"Nakkash", meaning engraver (one who designs on metal or wood), is a balanced faith film that does not preach any religion but opens your eyes as to where humanity is heading. The messages hit you straight, on target, when you hear, "Kaam aur mazhab ke beech kissi ek ko chun-na hai", which literally means, you need to choose any one, between your profession and religion.
At another instance, we are told, do you select the grains you eat depending on who harvests the crops? So why this discrimination? The messages are subtle and flow naturally in this social drama based in Varanasi.
A Muslim, Allah Rakha Siddiqui (Inaamulhaq) is a widower with a young son. He hails from a family of talented engravers who live in Varanasi and like his ancestors, under the patronage of "Vedantiji" (Kumud Mishra) the head priest of a Hindu temple, he too works in temples, engraving the idols and the altar.

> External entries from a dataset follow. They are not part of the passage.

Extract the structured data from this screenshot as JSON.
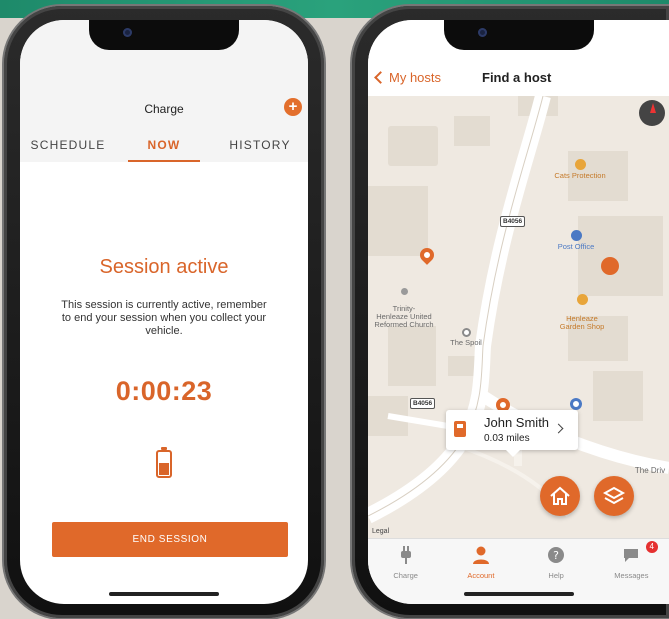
{
  "charge_screen": {
    "title": "Charge",
    "add_symbol": "+",
    "tabs": [
      {
        "label": "SCHEDULE",
        "active": false
      },
      {
        "label": "NOW",
        "active": true
      },
      {
        "label": "HISTORY",
        "active": false
      }
    ],
    "session_title": "Session active",
    "session_message": "This session is currently active, remember to end your session when you collect your vehicle.",
    "timer": "0:00:23",
    "battery_icon": "battery-charging-icon",
    "end_button_label": "END SESSION"
  },
  "map_screen": {
    "back_label": "My hosts",
    "title": "Find a host",
    "compass_icon": "compass-icon",
    "pois": {
      "cats_protection": "Cats Protection",
      "post_office": "Post Office",
      "trinity": "Trinity-\nHenleaze United\nReformed Church",
      "henleaze": "Henleaze\nGarden Shop",
      "the_spoil": "The Spoil",
      "the_drive": "The Driv"
    },
    "road_labels": [
      "B4056",
      "B4056"
    ],
    "callout": {
      "name": "John Smith",
      "distance": "0.03 miles"
    },
    "legal": "Legal",
    "tabbar": [
      {
        "label": "Charge",
        "icon": "plug-icon",
        "active": false
      },
      {
        "label": "Account",
        "icon": "person-icon",
        "active": true
      },
      {
        "label": "Help",
        "icon": "help-icon",
        "active": false
      },
      {
        "label": "Messages",
        "icon": "chat-icon",
        "active": false,
        "badge": "4"
      }
    ]
  },
  "colors": {
    "accent": "#e0692a",
    "map_bg": "#efe9e1",
    "badge": "#e53030",
    "band": "#2aa27c"
  }
}
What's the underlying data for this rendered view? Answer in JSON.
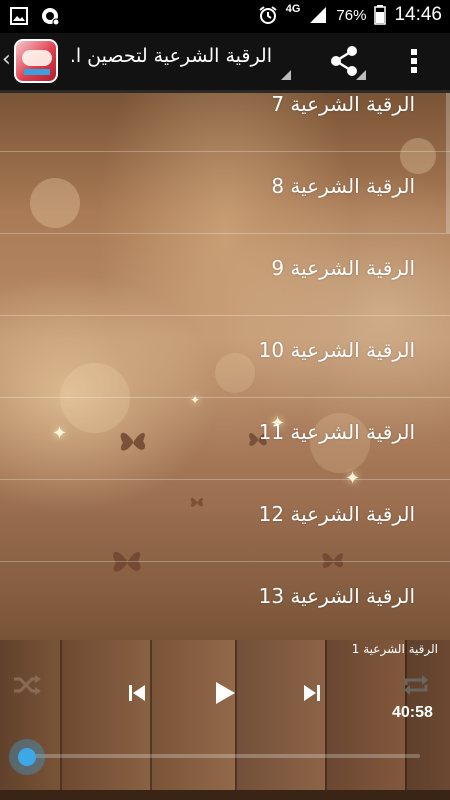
{
  "status_bar": {
    "network": "4G",
    "battery": "76%",
    "time": "14:46",
    "icons": [
      "gallery-icon",
      "data-saver-icon",
      "alarm-icon",
      "signal-icon",
      "battery-icon"
    ]
  },
  "app_bar": {
    "title": "الرقية الشرعية لتحصين ا..",
    "icons": [
      "app-logo",
      "share-icon",
      "overflow-menu-icon"
    ]
  },
  "list": {
    "items": [
      {
        "label": "الرقية الشرعية 7"
      },
      {
        "label": "الرقية الشرعية 8"
      },
      {
        "label": "الرقية الشرعية 9"
      },
      {
        "label": "الرقية الشرعية 10"
      },
      {
        "label": "الرقية الشرعية 11"
      },
      {
        "label": "الرقية الشرعية 12"
      },
      {
        "label": "الرقية الشرعية 13"
      }
    ]
  },
  "player": {
    "now_playing": "الرقية الشرعية 1",
    "duration": "40:58",
    "progress": 0.0,
    "controls": [
      "shuffle-icon",
      "previous-icon",
      "play-icon",
      "next-icon",
      "repeat-icon"
    ],
    "accent_color": "#3ea8e6"
  }
}
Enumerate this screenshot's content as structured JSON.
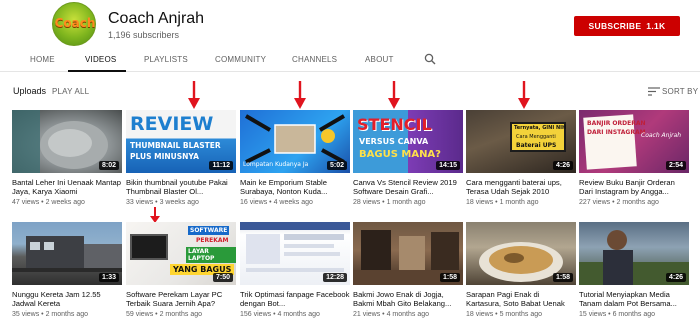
{
  "channel": {
    "avatar_text": "Coach",
    "name": "Coach Anjrah",
    "subscribers": "1,196 subscribers",
    "subscribe_label": "SUBSCRIBE",
    "subscribe_count": "1.1K"
  },
  "tabs": [
    {
      "label": "HOME"
    },
    {
      "label": "VIDEOS"
    },
    {
      "label": "PLAYLISTS"
    },
    {
      "label": "COMMUNITY"
    },
    {
      "label": "CHANNELS"
    },
    {
      "label": "ABOUT"
    }
  ],
  "uploads": {
    "title": "Uploads",
    "play_all": "PLAY ALL",
    "sort_label": "SORT BY"
  },
  "colors": {
    "accent": "#cc0000",
    "arrow": "#e0141e"
  },
  "videos": [
    {
      "title": "Bantal Leher Ini Uenaak Mantap Jaya, Karya Xiaomi",
      "views": "47 views",
      "age": "2 weeks ago",
      "duration": "8:02",
      "overlay": ""
    },
    {
      "title": "Bikin thumbnail youtube Pakai Thumbnail Blaster Ol...",
      "views": "33 views",
      "age": "3 weeks ago",
      "duration": "11:12",
      "overlay": "REVIEW",
      "overlay2": "THUMBNAIL BLASTER",
      "overlay3": "PLUS MINUSNYA"
    },
    {
      "title": "Main ke Emporium Stable Surabaya, Nonton Kuda...",
      "views": "16 views",
      "age": "4 weeks ago",
      "duration": "5:02",
      "overlay": "Lompatan Kudanya Ja"
    },
    {
      "title": "Canva Vs Stencil Review 2019 Software Desain Grafi...",
      "views": "28 views",
      "age": "1 month ago",
      "duration": "14:15",
      "overlay": "STENCIL",
      "overlay2": "VERSUS CANVA",
      "overlay3": "BAGUS MANA?"
    },
    {
      "title": "Cara mengganti baterai ups, Terasa Udah Sejak 2010",
      "views": "18 views",
      "age": "1 month ago",
      "duration": "4:26",
      "overlay": "Ternyata, GINI NIH",
      "overlay2": "Cara Mengganti",
      "overlay3": "Baterai UPS"
    },
    {
      "title": "Review Buku Banjir Orderan Dari Instagram by Angga...",
      "views": "227 views",
      "age": "2 months ago",
      "duration": "2:54",
      "overlay": "BANJIR ORDERAN",
      "overlay2": "DARI INSTAGRAM",
      "overlay3": "Coach Anjrah"
    },
    {
      "title": "Nunggu Kereta Jam 12.55 Jadwal Kereta",
      "views": "35 views",
      "age": "2 months ago",
      "duration": "1:33",
      "overlay": ""
    },
    {
      "title": "Software Perekam Layar PC Terbaik Suara Jernih Apa?",
      "views": "59 views",
      "age": "2 months ago",
      "duration": "7:50",
      "overlay": "SOFTWARE",
      "overlay2": "PEREKAM",
      "overlay3": "LAYAR LAPTOP",
      "overlay4": "YANG BAGUS"
    },
    {
      "title": "Trik Optimasi fanpage Facebook dengan Bot...",
      "views": "156 views",
      "age": "4 months ago",
      "duration": "12:28",
      "overlay": ""
    },
    {
      "title": "Bakmi Jowo Enak di Jogja, Bakmi Mbah Gito Belakang...",
      "views": "21 views",
      "age": "4 months ago",
      "duration": "1:58",
      "overlay": ""
    },
    {
      "title": "Sarapan Pagi Enak di Kartasura, Soto Babat Uenak",
      "views": "18 views",
      "age": "5 months ago",
      "duration": "1:58",
      "overlay": ""
    },
    {
      "title": "Tutorial Menyiapkan Media Tanam dalam Pot Bersama...",
      "views": "15 views",
      "age": "6 months ago",
      "duration": "4:26",
      "overlay": ""
    }
  ]
}
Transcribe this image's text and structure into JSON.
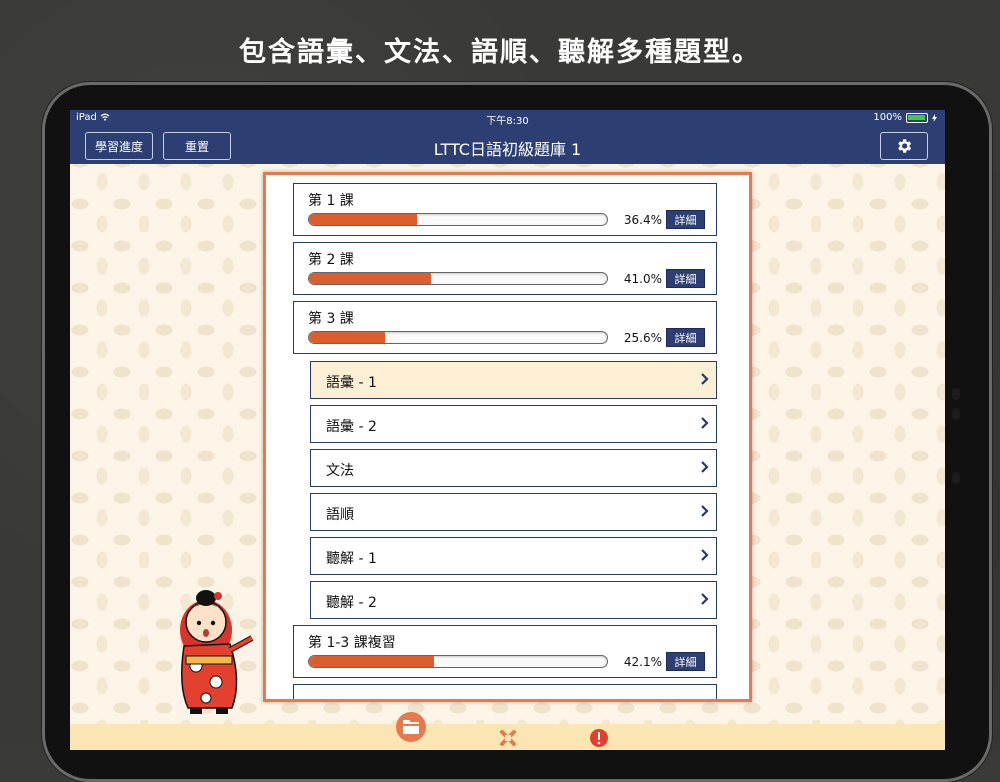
{
  "promo": {
    "caption": "包含語彙、文法、語順、聽解多種題型。"
  },
  "status": {
    "device": "iPad",
    "time": "下午8:30",
    "battery": "100%"
  },
  "nav": {
    "progress_label": "學習進度",
    "reset_label": "重置",
    "title": "LTTC日語初級題庫 1",
    "settings_icon": "gear-icon"
  },
  "lessons": [
    {
      "title": "第 1 課",
      "percent": "36.4%",
      "progress": 0.364,
      "detail": "詳細"
    },
    {
      "title": "第 2 課",
      "percent": "41.0%",
      "progress": 0.41,
      "detail": "詳細"
    },
    {
      "title": "第 3 課",
      "percent": "25.6%",
      "progress": 0.256,
      "detail": "詳細"
    }
  ],
  "subitems": [
    {
      "label": "語彙 - 1",
      "selected": true
    },
    {
      "label": "語彙 - 2",
      "selected": false
    },
    {
      "label": "文法",
      "selected": false
    },
    {
      "label": "語順",
      "selected": false
    },
    {
      "label": "聽解 - 1",
      "selected": false
    },
    {
      "label": "聽解 - 2",
      "selected": false
    }
  ],
  "review": {
    "title": "第 1-3 課複習",
    "percent": "42.1%",
    "progress": 0.421,
    "detail": "詳細"
  },
  "tabs": [
    {
      "icon": "folder-icon",
      "active": true
    },
    {
      "icon": "tools-icon",
      "active": false
    },
    {
      "icon": "alert-icon",
      "active": false
    }
  ],
  "colors": {
    "navbar": "#2d3e72",
    "accent": "#e57a4c",
    "progress": "#dc5d2d",
    "selected_row": "#fcefd3"
  }
}
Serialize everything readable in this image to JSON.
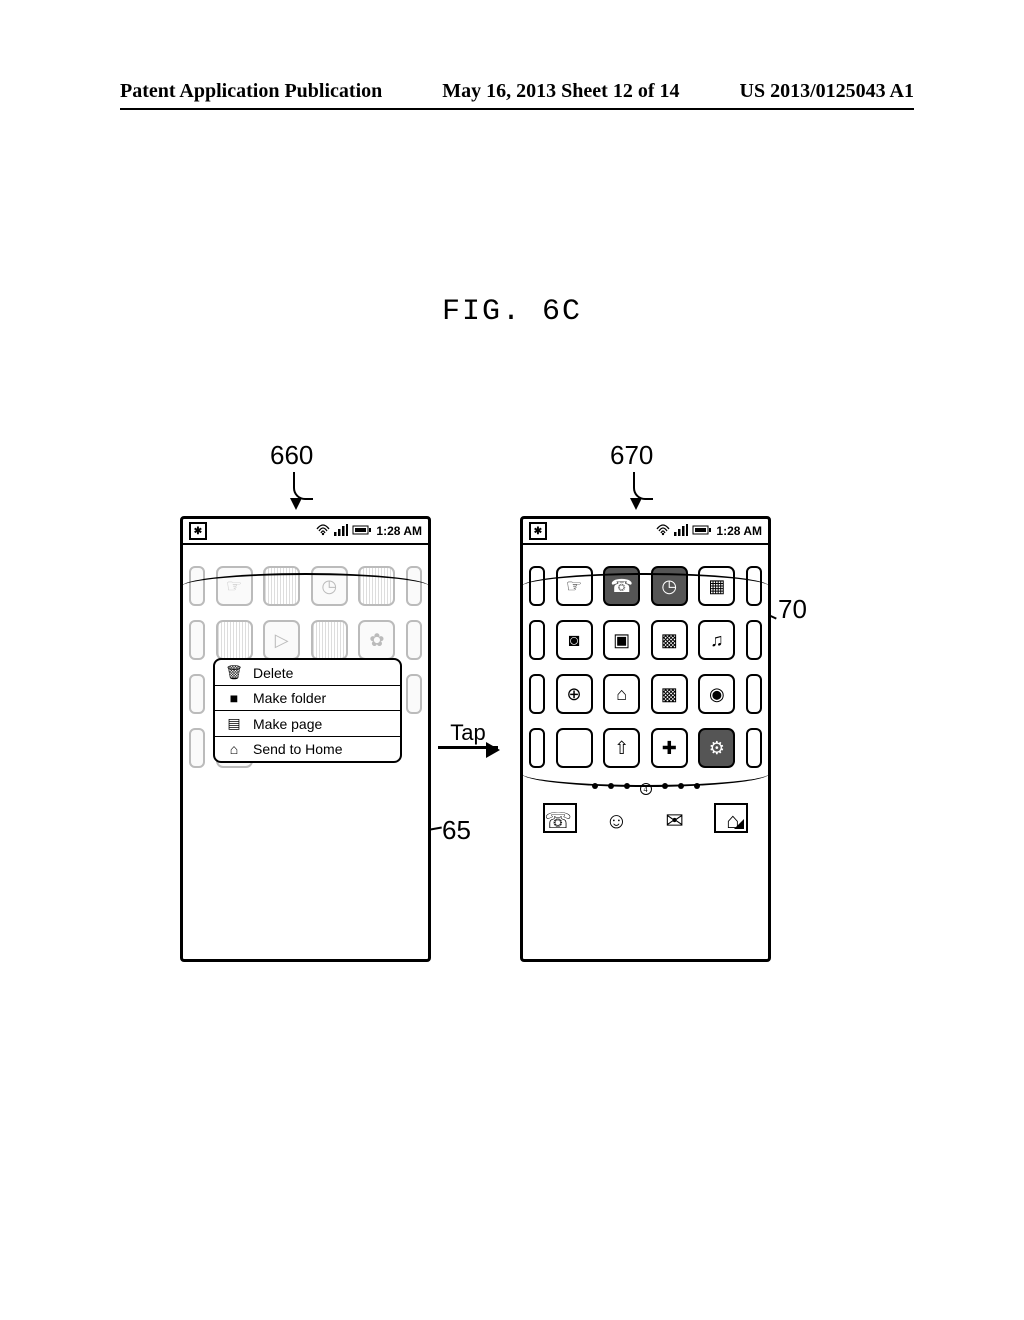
{
  "header": {
    "left": "Patent Application Publication",
    "center": "May 16, 2013  Sheet 12 of 14",
    "right": "US 2013/0125043 A1"
  },
  "figure_title": "FIG. 6C",
  "callouts": {
    "left_phone": "660",
    "right_phone": "670",
    "folder_ref": "70",
    "menu_ref": "65"
  },
  "interaction_label": "Tap",
  "status": {
    "time": "1:28 AM"
  },
  "context_menu": {
    "items": [
      {
        "icon": "trash-icon",
        "label": "Delete"
      },
      {
        "icon": "folder-icon",
        "label": "Make folder"
      },
      {
        "icon": "page-icon",
        "label": "Make page"
      },
      {
        "icon": "home-icon",
        "label": "Send to Home"
      }
    ]
  },
  "pager_current": "4"
}
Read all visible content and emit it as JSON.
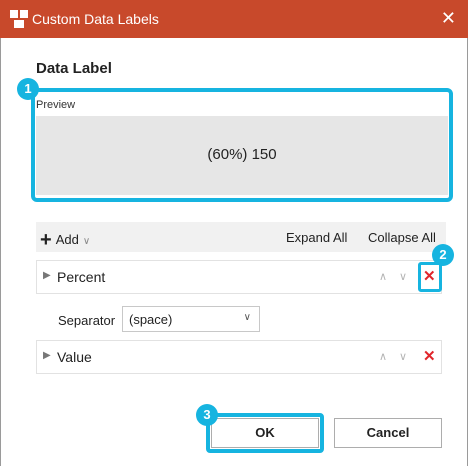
{
  "window": {
    "title": "Custom Data Labels",
    "close_glyph": "✕"
  },
  "section": {
    "title": "Data Label"
  },
  "preview": {
    "label": "Preview",
    "text": "(60%) 150"
  },
  "toolbar": {
    "add_label": "Add",
    "expand_all": "Expand All",
    "collapse_all": "Collapse All"
  },
  "items": [
    {
      "label": "Percent"
    },
    {
      "label": "Value"
    }
  ],
  "separator": {
    "label": "Separator",
    "value": "(space)"
  },
  "buttons": {
    "ok": "OK",
    "cancel": "Cancel"
  },
  "badges": [
    "1",
    "2",
    "3"
  ],
  "icons": {
    "app": "app-icon",
    "caret": "caret-right-icon",
    "up": "chevron-up-icon",
    "down": "chevron-down-icon",
    "delete": "delete-x-icon"
  },
  "colors": {
    "titlebar": "#c8492b",
    "highlight": "#16b4e0",
    "delete": "#e0262b"
  }
}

But now, the times are bad. Religion is the driving force that divides humanity. There is tension in the air, as, "Manushya ka, manushya se vishwas uth gaya hai." In these trying times, survival for Allah Rakha is an issue. Torn between his craft and religion, how he tries to co-exist, forms the crux of the narrative.
The premise and the plot of the film keep you hooked. But it is the jagged screenplay, which is a minor issue, at times could be a stumbling block for a seamless viewing experience. Little details and small incidents are strewn across the narrative without a care for a polished finish.
Religion plays a big role in the film. You gnaw when a politician says, "Rajneeti karam se nahi, dharam se hoti hai", or you ponder, when Vedantiji says, "Kala, kala ki nahi hoti hai, Eeshwar ki hoti hai". That's when you realise that the dialogues are colloquial. They hit the right notes and tones befitting a realistic film.
Inaamulhaq is a brilliant actor, with his timid demeanour and nuanced performance, he slips into Allah Rakha's simpleton character with natural ease. You relate to him and your heart goes out to him at various stages of his life. He shares an excellent rapport with his co-stars. The chemistry between him and his son Mohammad or his friend Samad (Sharib Hashmi) in particular, are palpable.
Sharib Hashmi, in a well-etched character, delivers an equally good performance. As a fun-loving friend and rickshaw driver to a dutiful son who hopes to send his father on a pilgrimage to Mecca to a fanatic, he is convincing.
Kumud Mishra as the illustrious and righteous head priest, Pawan Tiwari as Mayank Tripathi aka Munna Bhaiya, a wannabe politician and Rajesh Sharma as the bigoted police inspector Sudhanshu Rajan, in one-dimensional roles have their moments of on screen glory.
In her maiden appearance, despite having a miniscule role, Gulki Joshi as Inaamulhaq's new wife Sabiya Banu is impressive.
The movie is filmed on a modest budget and shot on actual locales. Asit Biswas's cinematography captures the milieu and the tale in all its glory. Overall, the film is impressive.